Which lines of the entries contain the word "this"? Please list them.

→ **Stored data**:
········
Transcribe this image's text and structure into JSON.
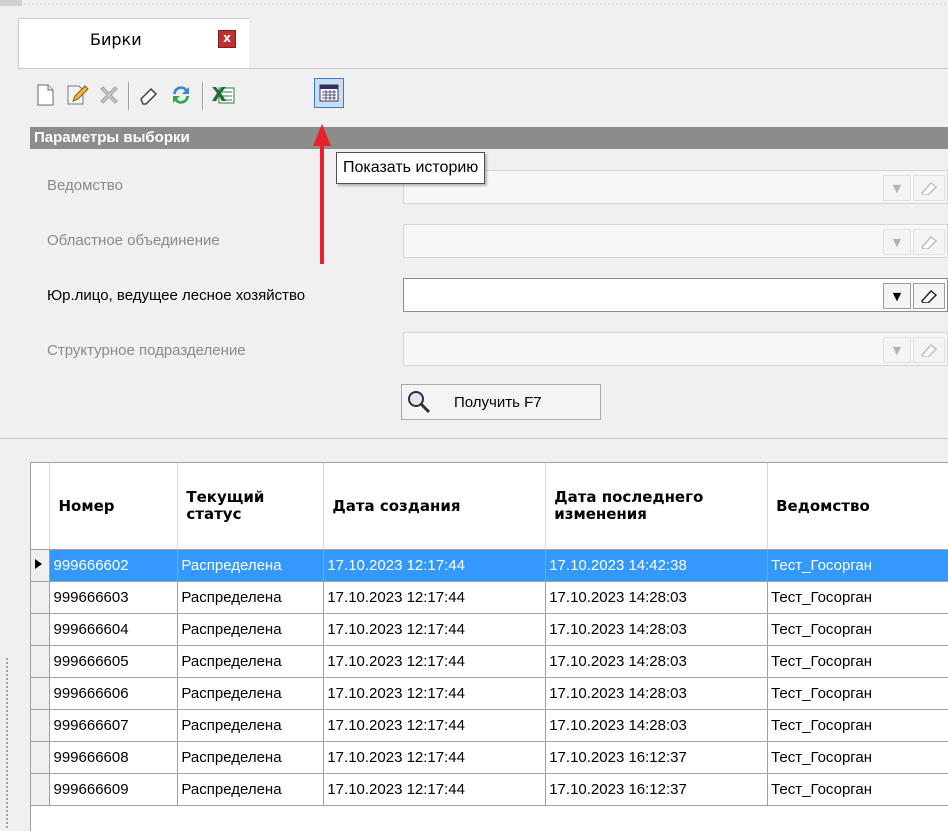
{
  "tab": {
    "title": "Бирки",
    "close_symbol": "x"
  },
  "toolbar": {
    "buttons": [
      "new-icon",
      "edit-icon",
      "delete-icon",
      "clear-icon",
      "refresh-icon",
      "export-excel-icon",
      "history-icon"
    ],
    "tooltip": "Показать историю"
  },
  "params": {
    "header": "Параметры выборки",
    "fields": [
      {
        "label": "Ведомство",
        "value": "",
        "enabled": false
      },
      {
        "label": "Областное объединение",
        "value": "",
        "enabled": false
      },
      {
        "label": "Юр.лицо, ведущее лесное хозяйство",
        "value": "",
        "enabled": true
      },
      {
        "label": "Структурное подразделение",
        "value": "",
        "enabled": false
      }
    ],
    "get_button": "Получить F7"
  },
  "grid": {
    "columns": [
      "Номер",
      "Текущий статус",
      "Дата создания",
      "Дата последнего изменения",
      "Ведомство"
    ],
    "rows": [
      [
        "999666602",
        "Распределена",
        "17.10.2023 12:17:44",
        "17.10.2023 14:42:38",
        "Тест_Госорган"
      ],
      [
        "999666603",
        "Распределена",
        "17.10.2023 12:17:44",
        "17.10.2023 14:28:03",
        "Тест_Госорган"
      ],
      [
        "999666604",
        "Распределена",
        "17.10.2023 12:17:44",
        "17.10.2023 14:28:03",
        "Тест_Госорган"
      ],
      [
        "999666605",
        "Распределена",
        "17.10.2023 12:17:44",
        "17.10.2023 14:28:03",
        "Тест_Госорган"
      ],
      [
        "999666606",
        "Распределена",
        "17.10.2023 12:17:44",
        "17.10.2023 14:28:03",
        "Тест_Госорган"
      ],
      [
        "999666607",
        "Распределена",
        "17.10.2023 12:17:44",
        "17.10.2023 14:28:03",
        "Тест_Госорган"
      ],
      [
        "999666608",
        "Распределена",
        "17.10.2023 12:17:44",
        "17.10.2023 16:12:37",
        "Тест_Госорган"
      ],
      [
        "999666609",
        "Распределена",
        "17.10.2023 12:17:44",
        "17.10.2023 16:12:37",
        "Тест_Госорган"
      ]
    ],
    "selected_row": 0
  },
  "colors": {
    "selection": "#3399ff",
    "header_band": "#8c8c8c",
    "annotation_arrow": "#e8222a"
  }
}
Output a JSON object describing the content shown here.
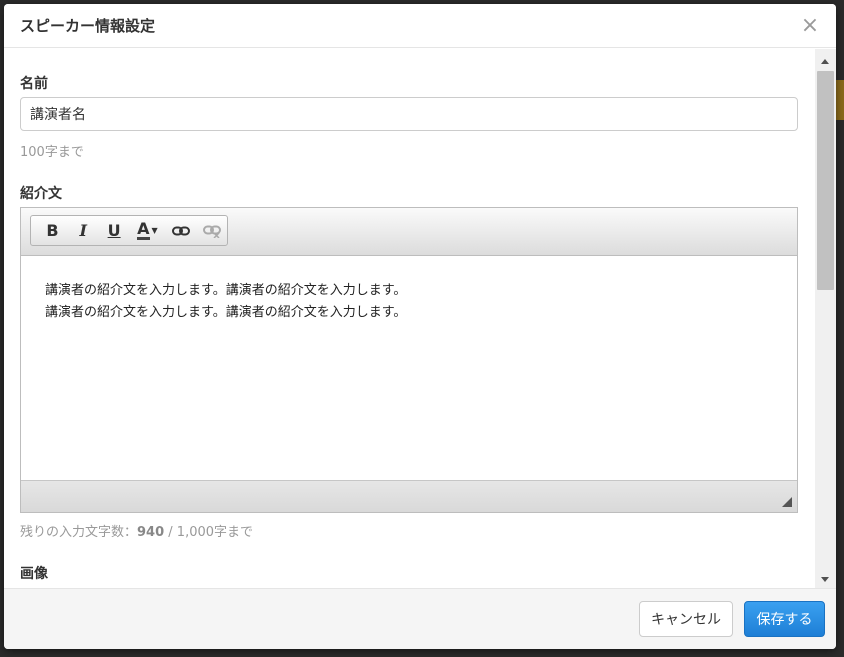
{
  "modal": {
    "title": "スピーカー情報設定",
    "close_symbol": "×"
  },
  "name_field": {
    "label": "名前",
    "value": "講演者名",
    "help": "100字まで"
  },
  "intro_field": {
    "label": "紹介文",
    "toolbar": {
      "bold": "B",
      "italic": "I",
      "underline": "U",
      "font_color": "A",
      "link_icon": "link-icon",
      "unlink_icon": "unlink-icon"
    },
    "content_lines": [
      "講演者の紹介文を入力します。講演者の紹介文を入力します。",
      "講演者の紹介文を入力します。講演者の紹介文を入力します。"
    ],
    "counter_prefix": "残りの入力文字数：",
    "counter_remaining": "940",
    "counter_suffix": "/ 1,000字まで"
  },
  "image_field": {
    "label": "画像"
  },
  "footer": {
    "cancel_label": "キャンセル",
    "save_label": "保存する"
  },
  "colors": {
    "primary": "#1e7fd6",
    "muted_text": "#999999"
  }
}
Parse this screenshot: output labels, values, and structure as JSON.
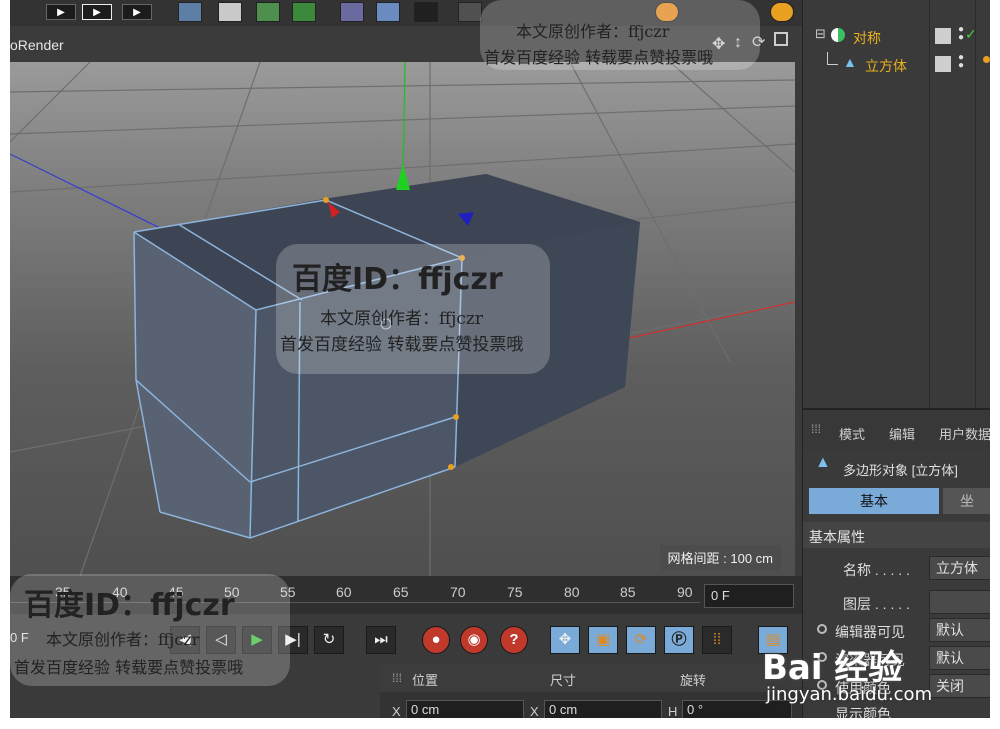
{
  "viewport": {
    "title": "oRender",
    "grid_distance": "网格间距 : 100 cm"
  },
  "timeline": {
    "ticks": [
      "35",
      "40",
      "45",
      "50",
      "55",
      "60",
      "65",
      "70",
      "75",
      "80",
      "85",
      "90"
    ],
    "current_frame": "0 F",
    "left_frame": "0 F"
  },
  "objects": [
    {
      "name": "对称",
      "color": "#e8b020"
    },
    {
      "name": "立方体",
      "color": "#e8b020"
    }
  ],
  "attributes": {
    "tabs": [
      "模式",
      "编辑",
      "用户数据"
    ],
    "object_title": "多边形对象 [立方体]",
    "subtabs": [
      "基本",
      "坐"
    ],
    "section": "基本属性",
    "fields": [
      {
        "label": "名称 . . . . .",
        "value": "立方体"
      },
      {
        "label": "图层 . . . . .",
        "value": ""
      },
      {
        "label": "编辑器可见",
        "value": "默认"
      },
      {
        "label": "渲染器可见",
        "value": "默认"
      },
      {
        "label": "使用颜色",
        "value": "关闭"
      },
      {
        "label": "显示颜色",
        "value": ""
      }
    ]
  },
  "coords": {
    "headers": [
      "位置",
      "尺寸",
      "旋转"
    ],
    "values": [
      {
        "axis": "X",
        "value": "0 cm"
      },
      {
        "axis": "X",
        "value": "0 cm"
      },
      {
        "axis": "H",
        "value": "0 °"
      }
    ]
  },
  "watermark": {
    "id_text": "百度ID：ffjczr",
    "author_line": "本文原创作者：ffjczr",
    "notice_line": "首发百度经验  转载要点赞投票哦",
    "brand": "Bai 经验",
    "brand_url": "jingyan.baidu.com"
  },
  "colors": {
    "selection": "#e8a020",
    "axis_x": "#d03030",
    "axis_y": "#20c020",
    "axis_z": "#3030d0",
    "active_blue": "#7aaad8"
  }
}
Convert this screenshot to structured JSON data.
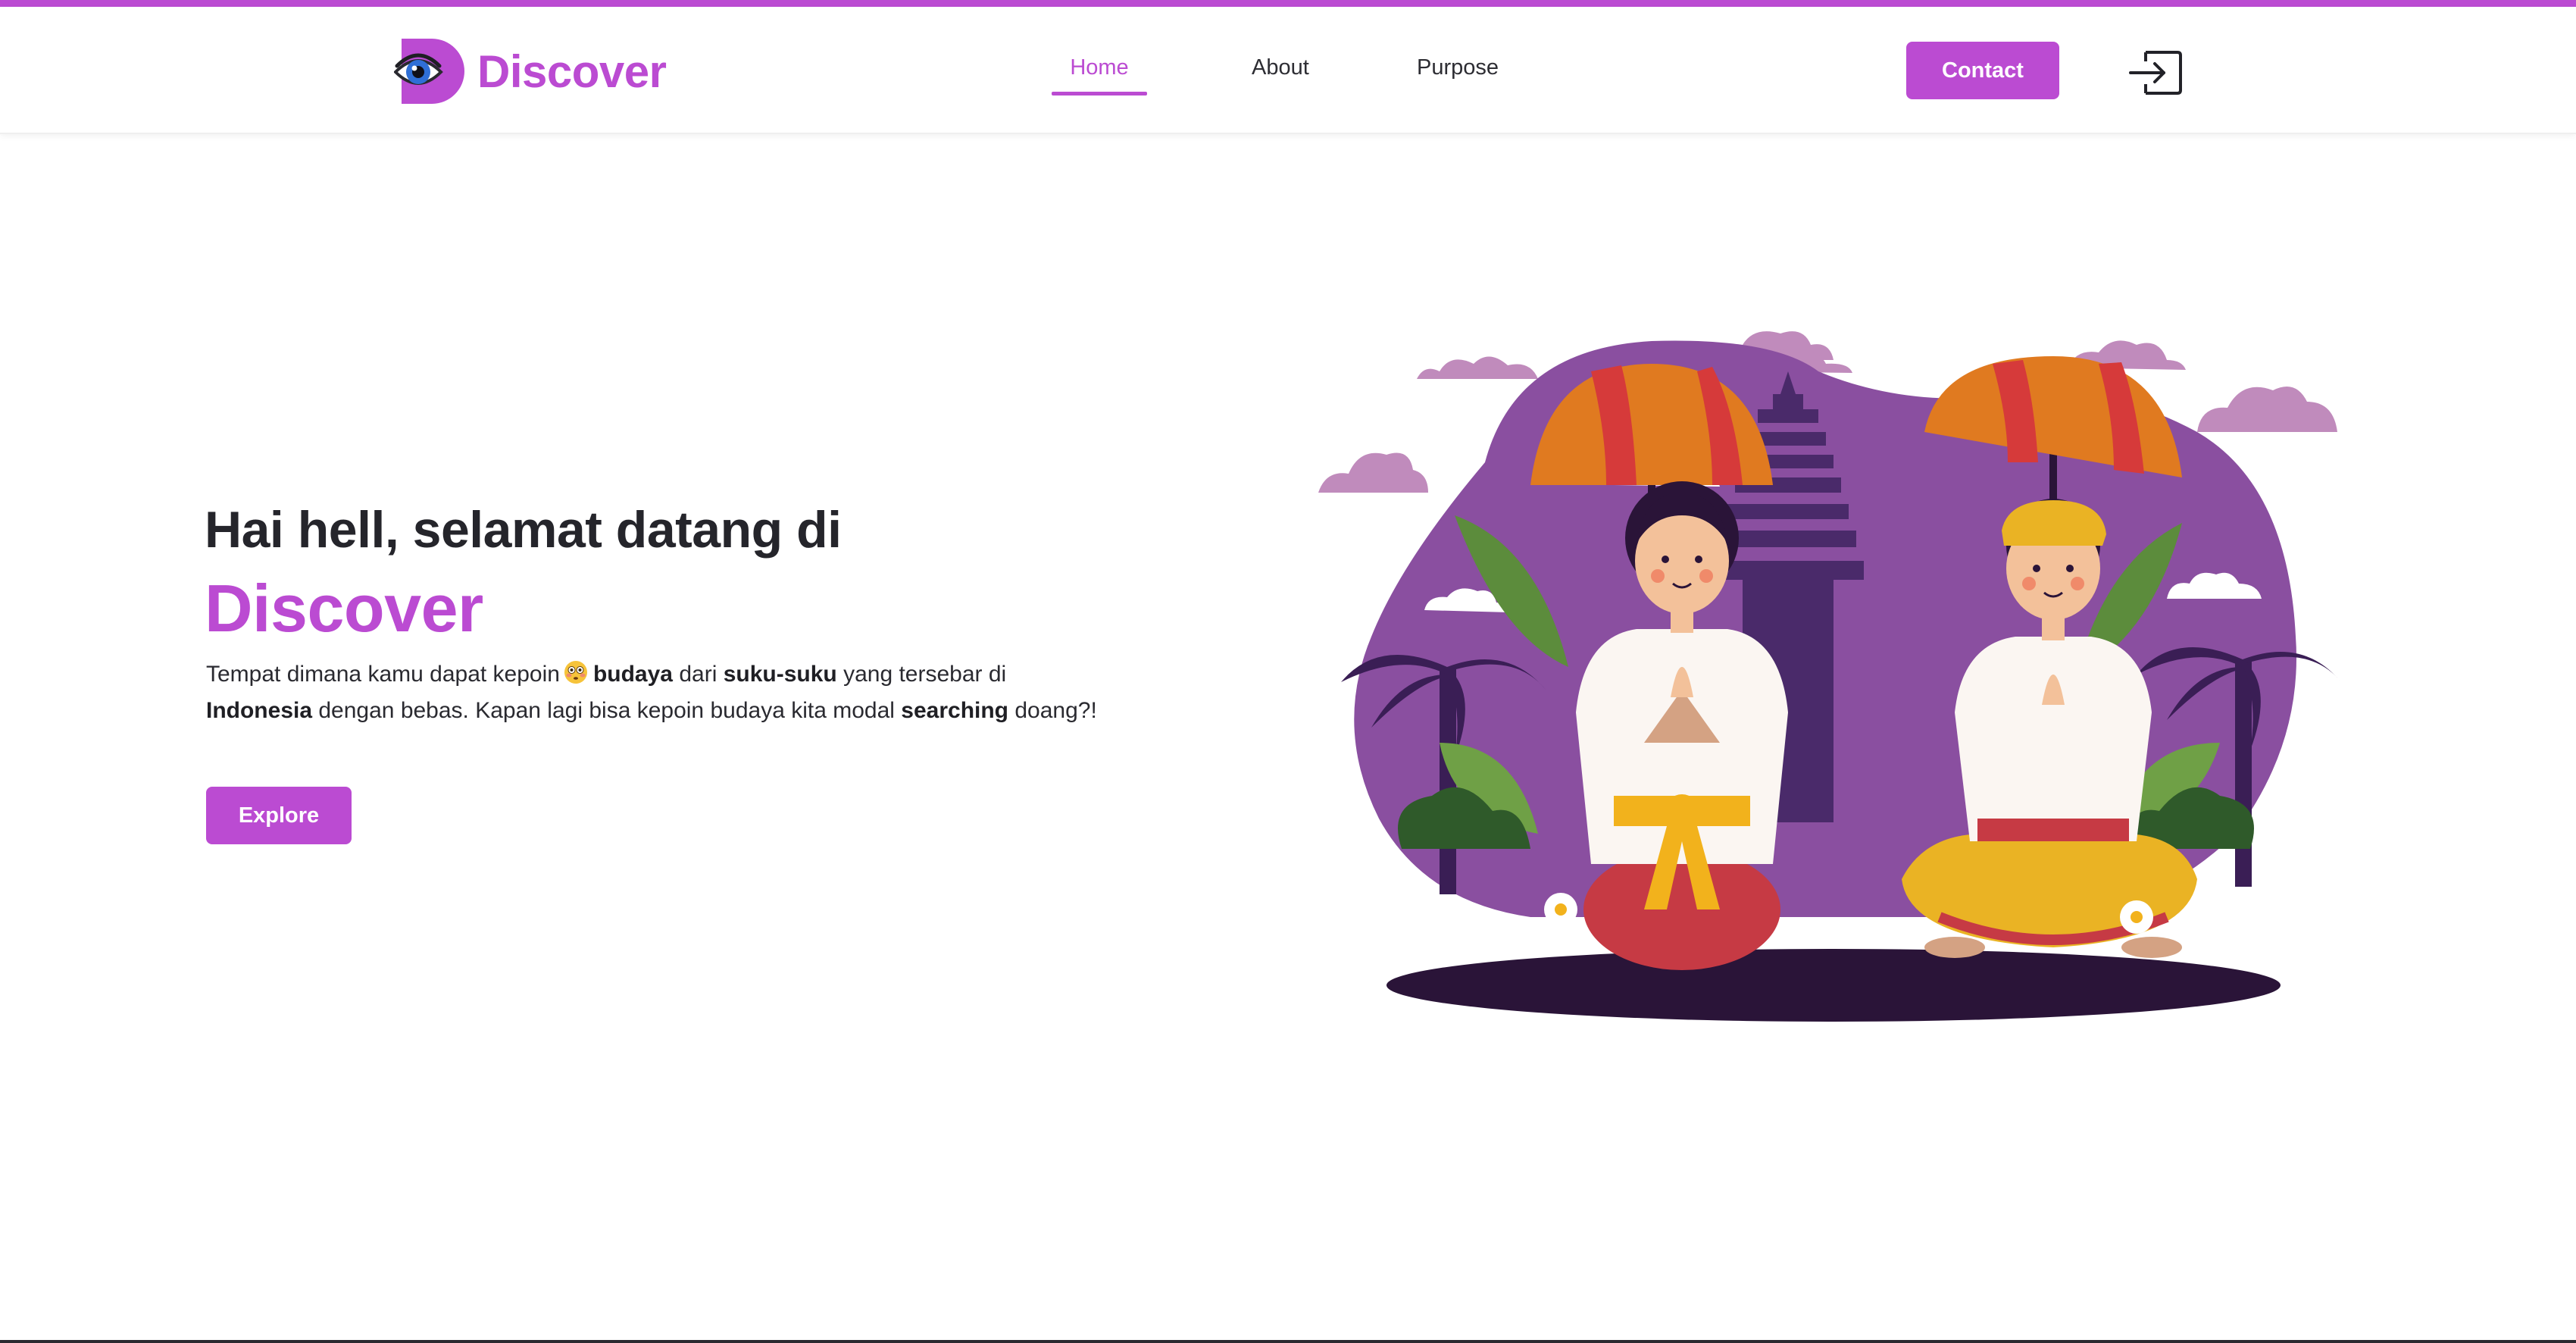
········
→ **Solved exercise**:
Transcribe this image's text and structure into JSON.
Parse this screenshot: output labels, values, and structure as JSON.
Convert this screenshot to structured JSON data.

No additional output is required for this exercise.